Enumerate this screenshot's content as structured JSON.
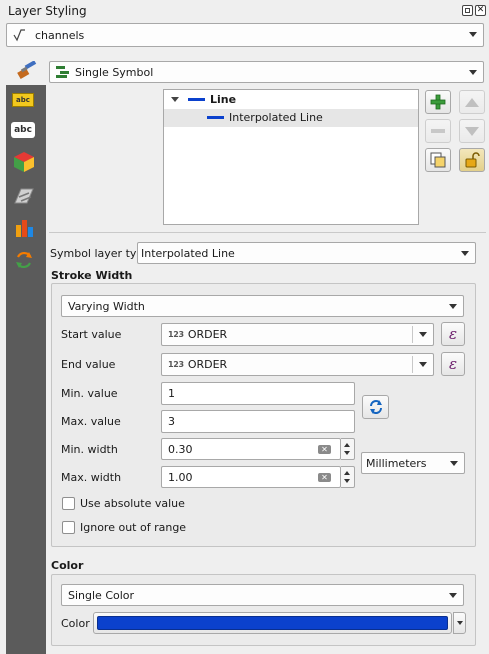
{
  "panel": {
    "title": "Layer Styling"
  },
  "layer": {
    "name": "channels"
  },
  "renderer": {
    "label": "Single Symbol"
  },
  "tree": {
    "root": "Line",
    "child": "Interpolated Line"
  },
  "symbol_layer": {
    "type_label": "Symbol layer type",
    "type_value": "Interpolated Line"
  },
  "stroke": {
    "heading": "Stroke Width",
    "mode": "Varying Width",
    "start_label": "Start value",
    "start_field_type": "123",
    "start_field": "ORDER",
    "end_label": "End value",
    "end_field_type": "123",
    "end_field": "ORDER",
    "min_value_label": "Min. value",
    "min_value": "1",
    "max_value_label": "Max. value",
    "max_value": "3",
    "min_width_label": "Min. width",
    "min_width": "0.30",
    "max_width_label": "Max. width",
    "max_width": "1.00",
    "unit": "Millimeters",
    "use_absolute_label": "Use absolute value",
    "ignore_range_label": "Ignore out of range"
  },
  "color": {
    "heading": "Color",
    "mode": "Single Color",
    "label": "Color",
    "value": "#0b41cd"
  },
  "icons": {
    "expression": "ε",
    "clear": "✕"
  }
}
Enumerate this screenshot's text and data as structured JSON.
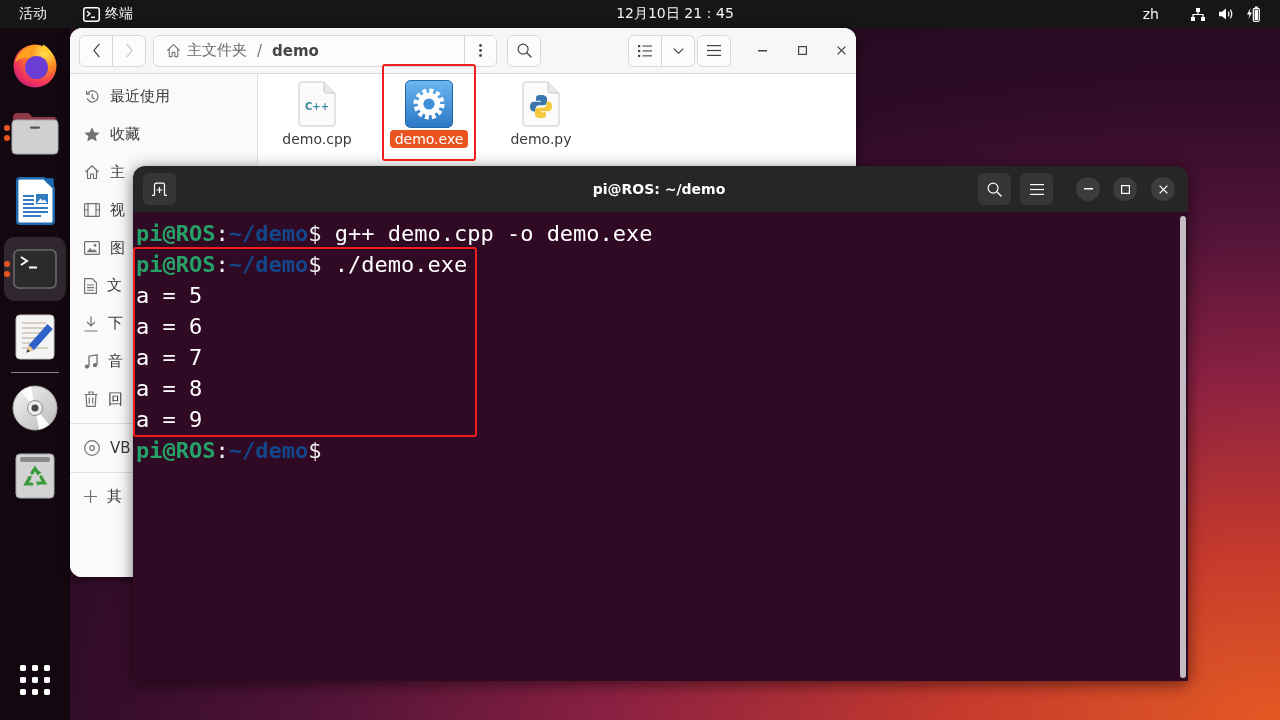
{
  "top_bar": {
    "activities": "活动",
    "app_menu": "终端",
    "clock": "12月10日 21：45",
    "input_method": "zh"
  },
  "dock": {
    "apps": [
      {
        "kind": "browser",
        "running": false,
        "selected": false
      },
      {
        "kind": "files",
        "running": true,
        "selected": false
      },
      {
        "kind": "writer",
        "running": false,
        "selected": false
      },
      {
        "kind": "terminal",
        "running": true,
        "selected": true
      },
      {
        "kind": "text_editor",
        "running": false,
        "selected": false
      }
    ],
    "places": [
      {
        "kind": "disc",
        "running": false,
        "selected": false
      },
      {
        "kind": "trash",
        "running": false,
        "selected": false
      }
    ]
  },
  "files_window": {
    "nav_buttons": [
      {
        "kind": "back",
        "disabled": false
      },
      {
        "kind": "forward",
        "disabled": true
      }
    ],
    "path": {
      "separator": "/",
      "segments": [
        {
          "label": "主文件夹",
          "current": false
        },
        {
          "label": "demo",
          "current": true
        }
      ]
    },
    "sidebar": {
      "sections": [
        {
          "items": [
            {
              "kind": "recent",
              "label": "最近使用",
              "selected": false
            },
            {
              "kind": "starred",
              "label": "收藏",
              "selected": false
            },
            {
              "kind": "home",
              "label": "主",
              "selected": false
            },
            {
              "kind": "videos",
              "label": "视",
              "selected": false
            },
            {
              "kind": "pictures",
              "label": "图",
              "selected": false
            },
            {
              "kind": "documents",
              "label": "文",
              "selected": false
            },
            {
              "kind": "downloads",
              "label": "下",
              "selected": false
            },
            {
              "kind": "music",
              "label": "音",
              "selected": false
            },
            {
              "kind": "trash",
              "label": "回",
              "selected": false
            }
          ]
        },
        {
          "items": [
            {
              "kind": "disc",
              "label": "VB",
              "selected": false
            }
          ]
        },
        {
          "items": [
            {
              "kind": "other",
              "label": "其",
              "selected": false
            }
          ]
        }
      ]
    },
    "files": [
      {
        "name": "demo.cpp",
        "kind": "cpp",
        "icon_label": "C++",
        "selected": false,
        "highlighted": false
      },
      {
        "name": "demo.exe",
        "kind": "executable",
        "selected": true,
        "highlighted": true
      },
      {
        "name": "demo.py",
        "kind": "python",
        "selected": false,
        "highlighted": false
      }
    ]
  },
  "terminal": {
    "title": "pi@ROS: ~/demo",
    "lines": [
      {
        "kind": "prompt",
        "user": "pi@ROS",
        "separator": ":",
        "path": "~/demo",
        "symbol": "$",
        "command": "g++ demo.cpp -o demo.exe",
        "highlighted": false
      },
      {
        "kind": "prompt",
        "user": "pi@ROS",
        "separator": ":",
        "path": "~/demo",
        "symbol": "$",
        "command": "./demo.exe",
        "highlighted": true
      },
      {
        "kind": "output",
        "text": "a = 5",
        "highlighted": true
      },
      {
        "kind": "output",
        "text": "a = 6",
        "highlighted": true
      },
      {
        "kind": "output",
        "text": "a = 7",
        "highlighted": true
      },
      {
        "kind": "output",
        "text": "a = 8",
        "highlighted": true
      },
      {
        "kind": "output",
        "text": "a = 9",
        "highlighted": true
      },
      {
        "kind": "prompt",
        "user": "pi@ROS",
        "separator": ":",
        "path": "~/demo",
        "symbol": "$",
        "highlighted": false
      }
    ]
  }
}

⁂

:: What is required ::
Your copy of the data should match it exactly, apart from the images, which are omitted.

:: Answer box ::
Enumerate this screenshot's content as structured JSON.
{
  "panel": {
    "title": "Layer Styling"
  },
  "layer": {
    "name": "channels"
  },
  "renderer": {
    "label": "Single Symbol"
  },
  "tree": {
    "root": "Line",
    "child": "Interpolated Line"
  },
  "symbol_layer": {
    "type_label": "Symbol layer type",
    "type_value": "Interpolated Line"
  },
  "stroke": {
    "heading": "Stroke Width",
    "mode": "Varying Width",
    "start_label": "Start value",
    "start_field_type": "123",
    "start_field": "ORDER",
    "end_label": "End value",
    "end_field_type": "123",
    "end_field": "ORDER",
    "min_value_label": "Min. value",
    "min_value": "1",
    "max_value_label": "Max. value",
    "max_value": "3",
    "min_width_label": "Min. width",
    "min_width": "0.30",
    "max_width_label": "Max. width",
    "max_width": "1.00",
    "unit": "Millimeters",
    "use_absolute_label": "Use absolute value",
    "ignore_range_label": "Ignore out of range"
  },
  "color": {
    "heading": "Color",
    "mode": "Single Color",
    "label": "Color",
    "value": "#0b41cd"
  },
  "icons": {
    "expression": "ε",
    "clear": "✕"
  }
}
Enumerate this screenshot's text and data as structured JSON.
{
  "top_bar": {
    "activities": "活动",
    "app_menu": "终端",
    "clock": "12月10日 21：45",
    "input_method": "zh"
  },
  "dock": {
    "apps": [
      {
        "kind": "browser",
        "running": false,
        "selected": false
      },
      {
        "kind": "files",
        "running": true,
        "selected": false
      },
      {
        "kind": "writer",
        "running": false,
        "selected": false
      },
      {
        "kind": "terminal",
        "running": true,
        "selected": true
      },
      {
        "kind": "text_editor",
        "running": false,
        "selected": false
      }
    ],
    "places": [
      {
        "kind": "disc",
        "running": false,
        "selected": false
      },
      {
        "kind": "trash",
        "running": false,
        "selected": false
      }
    ]
  },
  "files_window": {
    "nav_buttons": [
      {
        "kind": "back",
        "disabled": false
      },
      {
        "kind": "forward",
        "disabled": true
      }
    ],
    "path": {
      "separator": "/",
      "segments": [
        {
          "label": "主文件夹",
          "current": false
        },
        {
          "label": "demo",
          "current": true
        }
      ]
    },
    "sidebar": {
      "sections": [
        {
          "items": [
            {
              "kind": "recent",
              "label": "最近使用",
              "selected": false
            },
            {
              "kind": "starred",
              "label": "收藏",
              "selected": false
            },
            {
              "kind": "home",
              "label": "主",
              "selected": false
            },
            {
              "kind": "videos",
              "label": "视",
              "selected": false
            },
            {
              "kind": "pictures",
              "label": "图",
              "selected": false
            },
            {
              "kind": "documents",
              "label": "文",
              "selected": false
            },
            {
              "kind": "downloads",
              "label": "下",
              "selected": false
            },
            {
              "kind": "music",
              "label": "音",
              "selected": false
            },
            {
              "kind": "trash",
              "label": "回",
              "selected": false
            }
          ]
        },
        {
          "items": [
            {
              "kind": "disc",
              "label": "VB",
              "selected": false
            }
          ]
        },
        {
          "items": [
            {
              "kind": "other",
              "label": "其",
              "selected": false
            }
          ]
        }
      ]
    },
    "files": [
      {
        "name": "demo.cpp",
        "kind": "cpp",
        "icon_label": "C++",
        "selected": false,
        "highlighted": false
      },
      {
        "name": "demo.exe",
        "kind": "executable",
        "selected": true,
        "highlighted": true
      },
      {
        "name": "demo.py",
        "kind": "python",
        "selected": false,
        "highlighted": false
      }
    ]
  },
  "terminal": {
    "title": "pi@ROS: ~/demo",
    "lines": [
      {
        "kind": "prompt",
        "user": "pi@ROS",
        "separator": ":",
        "path": "~/demo",
        "symbol": "$",
        "command": "g++ demo.cpp -o demo.exe",
        "highlighted": false
      },
      {
        "kind": "prompt",
        "user": "pi@ROS",
        "separator": ":",
        "path": "~/demo",
        "symbol": "$",
        "command": "./demo.exe",
        "highlighted": true
      },
      {
        "kind": "output",
        "text": "a = 5",
        "highlighted": true
      },
      {
        "kind": "output",
        "text": "a = 6",
        "highlighted": true
      },
      {
        "kind": "output",
        "text": "a = 7",
        "highlighted": true
      },
      {
        "kind": "output",
        "text": "a = 8",
        "highlighted": true
      },
      {
        "kind": "output",
        "text": "a = 9",
        "highlighted": true
      },
      {
        "kind": "prompt",
        "user": "pi@ROS",
        "separator": ":",
        "path": "~/demo",
        "symbol": "$",
        "highlighted": false
      }
    ]
  }
}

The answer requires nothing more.